Copy each line below containing "include".

◆ Data for processing
=== Section Start ===

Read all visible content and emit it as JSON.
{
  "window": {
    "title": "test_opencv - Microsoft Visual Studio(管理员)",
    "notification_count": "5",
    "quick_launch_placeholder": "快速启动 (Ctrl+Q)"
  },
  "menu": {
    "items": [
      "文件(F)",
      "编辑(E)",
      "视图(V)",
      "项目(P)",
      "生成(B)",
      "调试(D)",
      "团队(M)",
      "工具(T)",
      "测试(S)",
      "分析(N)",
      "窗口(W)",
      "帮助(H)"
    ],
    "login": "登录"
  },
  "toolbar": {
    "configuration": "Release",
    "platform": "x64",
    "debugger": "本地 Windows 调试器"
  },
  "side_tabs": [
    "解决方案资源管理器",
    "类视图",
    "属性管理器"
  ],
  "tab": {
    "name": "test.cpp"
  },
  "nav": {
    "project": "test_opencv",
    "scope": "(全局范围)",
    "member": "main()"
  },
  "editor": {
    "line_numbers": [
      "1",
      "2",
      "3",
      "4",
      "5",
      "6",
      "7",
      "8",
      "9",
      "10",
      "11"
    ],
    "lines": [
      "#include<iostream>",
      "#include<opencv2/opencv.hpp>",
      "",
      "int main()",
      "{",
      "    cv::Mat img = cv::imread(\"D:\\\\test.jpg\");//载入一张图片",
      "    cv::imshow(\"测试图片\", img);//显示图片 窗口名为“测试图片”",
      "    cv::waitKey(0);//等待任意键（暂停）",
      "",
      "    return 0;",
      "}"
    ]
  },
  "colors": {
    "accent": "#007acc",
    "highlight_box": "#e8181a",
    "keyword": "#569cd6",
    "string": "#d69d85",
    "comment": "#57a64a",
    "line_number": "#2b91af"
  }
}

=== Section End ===

◆ Expected answer
      "#include<iostream>",
      "#include<opencv2/opencv.hpp>",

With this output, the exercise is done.